The Everest is one of the newest additions to the racing calendar in Australia. Held for the first time last year, it is run over 1,200 metres at Randwick Racecourse in Sydney, on the second Saturday of October, and is the centrepiece of the famous Spring Carnival. The prize money on offer for the Everest is an impressive $13million, making it the richest turf race on the planet, though it has not yet earned Group status.
As the world’s most lucrative turf race, the Everest has quickly established a reputation as one of the sports most thrilling contests. The race was created to draw the world’s best sprinters together, encouraged by that $13 million prize fund, and it is a vital part of the Spring Carnival that offers a total of $25.5 million in prize money. On the day of the Everest itself, the amount wagered by punters will be more than $15 million, making it one of Australia’s busiest betting days. The challenge of solving this new contest on the betting calendar will attract punters from all over the world and many of Australia’s best tipsters have been studying the unique qualities of this new race, so they can offer punters the best betting advice.

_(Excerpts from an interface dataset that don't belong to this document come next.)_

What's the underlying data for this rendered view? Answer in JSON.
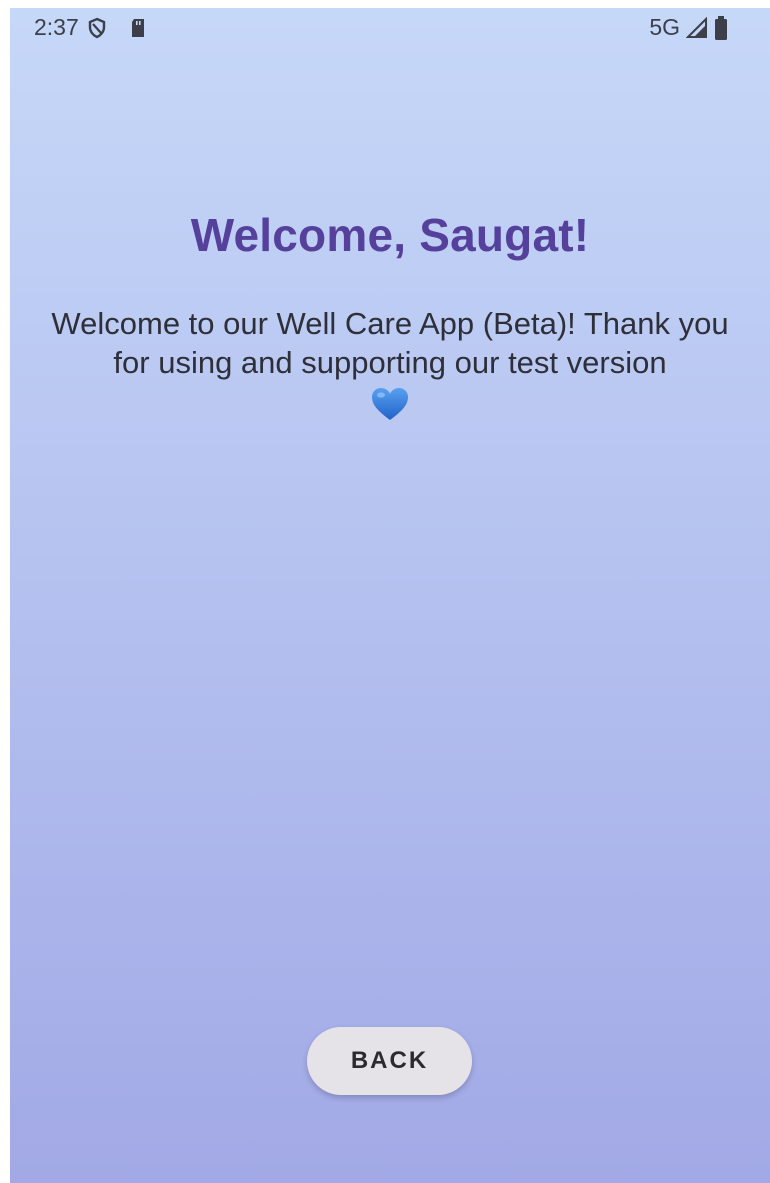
{
  "status_bar": {
    "time": "2:37",
    "network": "5G",
    "icons": [
      "shield-icon",
      "sd-card-icon",
      "signal-icon",
      "battery-icon"
    ]
  },
  "welcome": {
    "title": "Welcome, Saugat!",
    "message": "Welcome to our Well Care App (Beta)! Thank you for using and supporting our test version",
    "emoji_icon": "blue-heart-icon"
  },
  "actions": {
    "back_label": "BACK"
  },
  "colors": {
    "title": "#55409c",
    "background_top": "#c6d8f8",
    "background_bottom": "#a2a9e6",
    "button_bg": "#e6e3e8",
    "heart": "#2f7fe0"
  }
}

Odds on the Everest are available early in the year, but it is useful to bear in mind that an ante-post bet in this race can be a risky proposition as the unusual entry rules means you can’t be sure which horses will line up until the field is declared. When a horse is named as a starter, its odds will shorten substantially; so many punters will look to make a bet on a horse shortly before it is declared. Everest betting odds are also likely to shift when the jockeys are announced, closer to the day of the race. Antepost odds on the Everest will be made available by most bookmakers during the year and those odds will fluctuate as the weeks go by, depending on the most recent news, so punters looking for the best prices will keep up to date with all the Everest betting news.

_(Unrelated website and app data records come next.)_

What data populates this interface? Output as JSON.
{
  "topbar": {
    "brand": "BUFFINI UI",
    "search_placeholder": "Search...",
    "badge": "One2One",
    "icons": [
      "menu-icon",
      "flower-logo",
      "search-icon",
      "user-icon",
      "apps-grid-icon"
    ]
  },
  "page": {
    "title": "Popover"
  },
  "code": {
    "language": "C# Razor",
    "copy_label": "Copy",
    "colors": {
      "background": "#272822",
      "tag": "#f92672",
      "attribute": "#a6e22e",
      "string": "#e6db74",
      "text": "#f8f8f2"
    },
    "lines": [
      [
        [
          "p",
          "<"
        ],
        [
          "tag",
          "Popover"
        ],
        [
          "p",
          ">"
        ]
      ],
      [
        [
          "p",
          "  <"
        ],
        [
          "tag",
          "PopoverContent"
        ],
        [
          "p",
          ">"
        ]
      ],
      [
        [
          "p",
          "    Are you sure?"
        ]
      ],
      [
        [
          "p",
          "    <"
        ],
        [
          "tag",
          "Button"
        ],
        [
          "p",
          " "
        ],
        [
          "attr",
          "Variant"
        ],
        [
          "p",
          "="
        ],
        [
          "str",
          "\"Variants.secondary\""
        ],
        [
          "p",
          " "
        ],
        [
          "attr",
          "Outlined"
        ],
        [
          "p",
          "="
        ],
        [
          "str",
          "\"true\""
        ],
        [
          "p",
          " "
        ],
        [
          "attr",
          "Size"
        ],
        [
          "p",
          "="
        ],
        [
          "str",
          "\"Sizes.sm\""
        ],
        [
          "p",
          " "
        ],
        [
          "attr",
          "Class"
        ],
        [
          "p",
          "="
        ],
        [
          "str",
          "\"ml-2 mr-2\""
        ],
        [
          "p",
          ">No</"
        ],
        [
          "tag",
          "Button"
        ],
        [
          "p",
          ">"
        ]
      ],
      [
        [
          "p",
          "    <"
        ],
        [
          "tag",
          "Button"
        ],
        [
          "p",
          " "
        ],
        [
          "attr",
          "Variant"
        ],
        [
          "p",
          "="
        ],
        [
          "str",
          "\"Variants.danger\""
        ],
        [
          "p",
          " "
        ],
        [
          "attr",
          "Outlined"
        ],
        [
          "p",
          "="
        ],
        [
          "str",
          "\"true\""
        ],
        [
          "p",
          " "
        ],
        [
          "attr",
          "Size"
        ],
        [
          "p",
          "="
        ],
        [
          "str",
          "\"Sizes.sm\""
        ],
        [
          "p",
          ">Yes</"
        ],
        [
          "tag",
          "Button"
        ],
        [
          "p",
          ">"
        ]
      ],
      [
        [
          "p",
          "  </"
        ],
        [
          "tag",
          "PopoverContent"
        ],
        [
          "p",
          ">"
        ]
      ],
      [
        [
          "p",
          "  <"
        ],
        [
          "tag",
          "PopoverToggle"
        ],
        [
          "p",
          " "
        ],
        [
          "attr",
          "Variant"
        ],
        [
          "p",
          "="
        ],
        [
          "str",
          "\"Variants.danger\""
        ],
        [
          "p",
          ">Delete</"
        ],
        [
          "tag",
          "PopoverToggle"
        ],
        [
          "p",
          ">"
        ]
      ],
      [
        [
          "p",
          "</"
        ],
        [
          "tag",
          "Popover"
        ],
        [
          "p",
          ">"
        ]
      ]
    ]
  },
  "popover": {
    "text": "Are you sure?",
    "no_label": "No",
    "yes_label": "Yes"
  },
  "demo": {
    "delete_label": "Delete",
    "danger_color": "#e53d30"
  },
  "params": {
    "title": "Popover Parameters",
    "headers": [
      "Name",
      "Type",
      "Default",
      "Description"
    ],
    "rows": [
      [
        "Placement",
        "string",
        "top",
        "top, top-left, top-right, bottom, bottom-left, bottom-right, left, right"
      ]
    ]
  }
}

The Everest has a quirky entry system, which is similar to the one used with the Pegasus World Cup. It involves the sale of twelve race slots, with each costing $600,000. One race slot provides a place at the starting gate for an un-named horse. The individual owning the slot can enter their own horse, sell their slot on or share an entry with someone else. This means that the Everest Field will usually be limited to the best horses from the top stables that can pay the high entry slot fee. The generous prize money will also attract the world’s best trainers and the leading sprinters, along with the services of leading jockeys such as the Melbourne Cup winner Kerrin McEvoy, who rode the 2017 Everest winner. Another feature of this race is the fact that the 1200 metre start course doesn’t put as much of an emphasis on a good starting barrier position as some other races at the Carnival, although the barrier draw will be closely studied by form students.

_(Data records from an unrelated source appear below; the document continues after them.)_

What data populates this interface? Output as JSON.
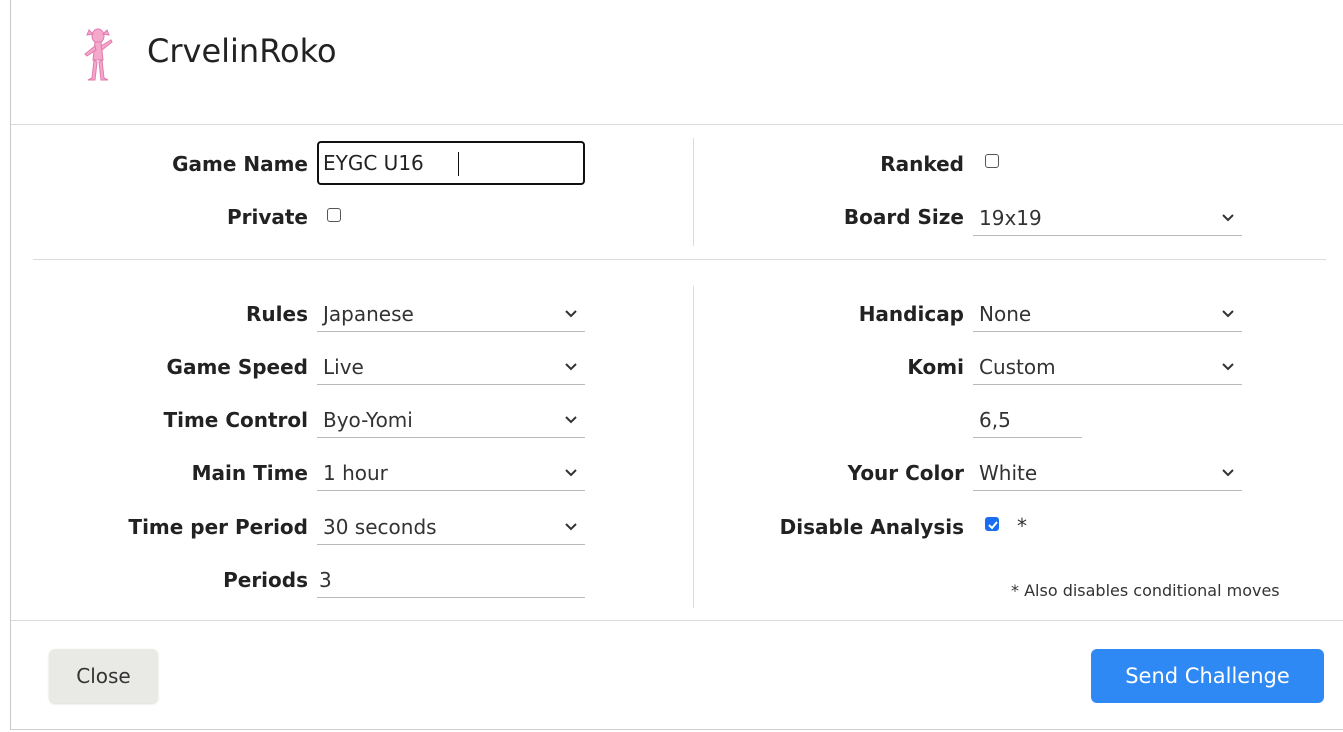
{
  "header": {
    "username": "CrvelinRoko",
    "avatar_icon": "pink-panther-avatar-icon"
  },
  "basic": {
    "game_name_label": "Game Name",
    "game_name_value": "EYGC U16",
    "private_label": "Private",
    "private_checked": false,
    "ranked_label": "Ranked",
    "ranked_checked": false,
    "board_size_label": "Board Size",
    "board_size_value": "19x19"
  },
  "settings": {
    "rules_label": "Rules",
    "rules_value": "Japanese",
    "game_speed_label": "Game Speed",
    "game_speed_value": "Live",
    "time_control_label": "Time Control",
    "time_control_value": "Byo-Yomi",
    "main_time_label": "Main Time",
    "main_time_value": "1 hour",
    "time_per_period_label": "Time per Period",
    "time_per_period_value": "30 seconds",
    "periods_label": "Periods",
    "periods_value": "3",
    "handicap_label": "Handicap",
    "handicap_value": "None",
    "komi_label": "Komi",
    "komi_value": "Custom",
    "komi_custom_value": "6,5",
    "your_color_label": "Your Color",
    "your_color_value": "White",
    "disable_analysis_label": "Disable Analysis",
    "disable_analysis_checked": true,
    "disable_analysis_asterisk": "*",
    "footnote": "* Also disables conditional moves"
  },
  "footer": {
    "close_label": "Close",
    "send_label": "Send Challenge"
  },
  "colors": {
    "accent": "#2f89f5",
    "close_bg": "#e9e9e5"
  }
}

In its one-year history, the Everest has already had a big impact with racing fans and the 2018 contest will attract a global audience to watch the event. The official Everest results will be declared soon after the winner has passed the post and quickly made available online. In 2017, Redzel claimed the inaugural Everest. Trained by the father and son duo of Paul and Peter Snowden, who have also had success in the Golden Slipper, Caulfield Guineas and Blue Diamond events, Redzel got an entry thanks to a deal between slot holder James Harron and Redzel’s owners. Redzel is sure to be back again in 2018 to defend his title but will face strong competition from a field of world class sprinting rivals.